*Work instructions*. Your answer should consist of the lines holding "amount", copied from the material below.

*Available data*.
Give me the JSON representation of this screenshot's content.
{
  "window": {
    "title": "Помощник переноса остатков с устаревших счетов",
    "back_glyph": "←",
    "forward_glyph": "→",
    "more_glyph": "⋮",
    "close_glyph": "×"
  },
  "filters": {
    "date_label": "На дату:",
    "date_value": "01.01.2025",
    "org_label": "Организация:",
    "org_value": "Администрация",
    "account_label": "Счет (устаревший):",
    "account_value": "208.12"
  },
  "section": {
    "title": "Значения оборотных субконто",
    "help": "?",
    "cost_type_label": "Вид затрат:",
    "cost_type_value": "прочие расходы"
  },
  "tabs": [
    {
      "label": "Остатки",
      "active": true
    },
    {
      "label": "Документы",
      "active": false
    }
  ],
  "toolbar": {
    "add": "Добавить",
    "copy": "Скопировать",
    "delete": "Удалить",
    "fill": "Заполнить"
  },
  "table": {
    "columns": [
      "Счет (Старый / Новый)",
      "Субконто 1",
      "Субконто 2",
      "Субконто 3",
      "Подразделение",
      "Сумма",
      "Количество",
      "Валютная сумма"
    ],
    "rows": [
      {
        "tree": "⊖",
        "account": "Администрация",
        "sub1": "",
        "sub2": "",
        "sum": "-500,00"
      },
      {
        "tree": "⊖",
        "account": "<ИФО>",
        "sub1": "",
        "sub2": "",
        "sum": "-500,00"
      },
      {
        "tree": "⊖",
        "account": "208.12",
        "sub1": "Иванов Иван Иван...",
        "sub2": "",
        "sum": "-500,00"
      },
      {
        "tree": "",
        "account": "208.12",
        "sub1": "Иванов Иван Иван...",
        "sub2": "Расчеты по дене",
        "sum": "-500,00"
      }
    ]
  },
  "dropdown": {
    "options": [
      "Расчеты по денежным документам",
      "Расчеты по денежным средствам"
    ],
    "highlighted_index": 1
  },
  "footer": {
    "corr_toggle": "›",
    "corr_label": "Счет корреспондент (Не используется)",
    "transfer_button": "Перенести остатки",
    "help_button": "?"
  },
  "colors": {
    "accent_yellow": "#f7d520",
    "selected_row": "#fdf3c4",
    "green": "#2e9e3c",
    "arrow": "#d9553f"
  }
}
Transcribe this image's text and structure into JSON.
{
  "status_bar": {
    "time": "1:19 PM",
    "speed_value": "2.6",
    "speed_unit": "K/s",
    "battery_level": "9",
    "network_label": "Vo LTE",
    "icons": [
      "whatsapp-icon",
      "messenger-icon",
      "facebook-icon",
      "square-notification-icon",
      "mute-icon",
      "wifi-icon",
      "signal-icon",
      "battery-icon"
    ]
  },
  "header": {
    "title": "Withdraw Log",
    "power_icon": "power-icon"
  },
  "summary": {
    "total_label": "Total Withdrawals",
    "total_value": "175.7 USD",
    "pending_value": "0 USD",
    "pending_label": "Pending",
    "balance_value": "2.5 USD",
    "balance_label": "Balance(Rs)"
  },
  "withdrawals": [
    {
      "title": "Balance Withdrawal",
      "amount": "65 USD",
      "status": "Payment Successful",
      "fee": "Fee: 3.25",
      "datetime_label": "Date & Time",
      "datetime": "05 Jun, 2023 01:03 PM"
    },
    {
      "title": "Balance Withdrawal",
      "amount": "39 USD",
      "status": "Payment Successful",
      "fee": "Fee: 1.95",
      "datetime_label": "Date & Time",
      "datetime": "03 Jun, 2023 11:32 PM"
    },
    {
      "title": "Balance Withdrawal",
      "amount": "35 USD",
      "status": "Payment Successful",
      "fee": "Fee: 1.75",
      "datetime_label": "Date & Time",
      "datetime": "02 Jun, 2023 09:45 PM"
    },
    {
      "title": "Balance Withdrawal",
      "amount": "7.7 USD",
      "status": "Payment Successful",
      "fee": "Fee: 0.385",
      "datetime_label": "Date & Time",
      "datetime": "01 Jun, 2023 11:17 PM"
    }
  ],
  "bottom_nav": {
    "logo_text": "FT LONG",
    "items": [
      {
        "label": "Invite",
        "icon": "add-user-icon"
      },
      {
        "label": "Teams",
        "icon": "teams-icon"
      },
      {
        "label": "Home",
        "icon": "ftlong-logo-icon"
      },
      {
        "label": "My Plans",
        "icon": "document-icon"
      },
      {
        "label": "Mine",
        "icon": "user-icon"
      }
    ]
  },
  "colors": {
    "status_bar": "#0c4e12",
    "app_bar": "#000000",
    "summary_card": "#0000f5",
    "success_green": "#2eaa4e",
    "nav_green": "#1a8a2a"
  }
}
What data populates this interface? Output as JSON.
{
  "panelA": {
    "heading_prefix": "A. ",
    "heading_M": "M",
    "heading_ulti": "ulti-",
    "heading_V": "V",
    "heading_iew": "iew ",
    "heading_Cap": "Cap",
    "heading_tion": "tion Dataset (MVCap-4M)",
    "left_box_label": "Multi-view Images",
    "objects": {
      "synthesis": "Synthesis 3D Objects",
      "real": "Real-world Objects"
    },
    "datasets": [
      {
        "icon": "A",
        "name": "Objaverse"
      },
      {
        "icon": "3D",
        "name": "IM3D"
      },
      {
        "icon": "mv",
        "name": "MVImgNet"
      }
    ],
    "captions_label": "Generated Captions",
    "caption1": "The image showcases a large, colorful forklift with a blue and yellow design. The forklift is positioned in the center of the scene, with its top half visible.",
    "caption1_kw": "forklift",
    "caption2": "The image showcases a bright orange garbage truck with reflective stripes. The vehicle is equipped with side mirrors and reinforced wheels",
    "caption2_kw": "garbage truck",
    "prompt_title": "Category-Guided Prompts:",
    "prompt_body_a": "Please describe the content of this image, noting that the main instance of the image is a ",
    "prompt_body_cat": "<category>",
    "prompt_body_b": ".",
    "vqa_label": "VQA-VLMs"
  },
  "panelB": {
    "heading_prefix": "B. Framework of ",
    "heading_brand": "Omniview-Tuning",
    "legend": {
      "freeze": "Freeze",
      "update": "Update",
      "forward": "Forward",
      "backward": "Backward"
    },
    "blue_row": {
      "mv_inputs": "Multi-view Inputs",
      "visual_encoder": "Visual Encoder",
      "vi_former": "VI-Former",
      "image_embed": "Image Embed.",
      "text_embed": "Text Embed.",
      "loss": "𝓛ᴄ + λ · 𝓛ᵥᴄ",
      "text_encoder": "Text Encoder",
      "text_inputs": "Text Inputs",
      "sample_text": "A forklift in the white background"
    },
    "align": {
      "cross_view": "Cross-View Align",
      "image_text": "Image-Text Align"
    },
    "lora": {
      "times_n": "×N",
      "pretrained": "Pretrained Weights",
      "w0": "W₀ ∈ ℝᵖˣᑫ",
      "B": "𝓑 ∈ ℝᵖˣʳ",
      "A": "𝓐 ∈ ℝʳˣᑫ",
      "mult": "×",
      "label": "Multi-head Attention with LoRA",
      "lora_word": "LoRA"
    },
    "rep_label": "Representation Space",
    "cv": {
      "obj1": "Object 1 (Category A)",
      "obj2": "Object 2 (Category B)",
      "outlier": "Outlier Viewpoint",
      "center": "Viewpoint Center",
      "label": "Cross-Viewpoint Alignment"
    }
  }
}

*Answer space*.
      "amount": "65 USD",
      "amount": "39 USD",
      "amount": "35 USD",
      "amount": "7.7 USD",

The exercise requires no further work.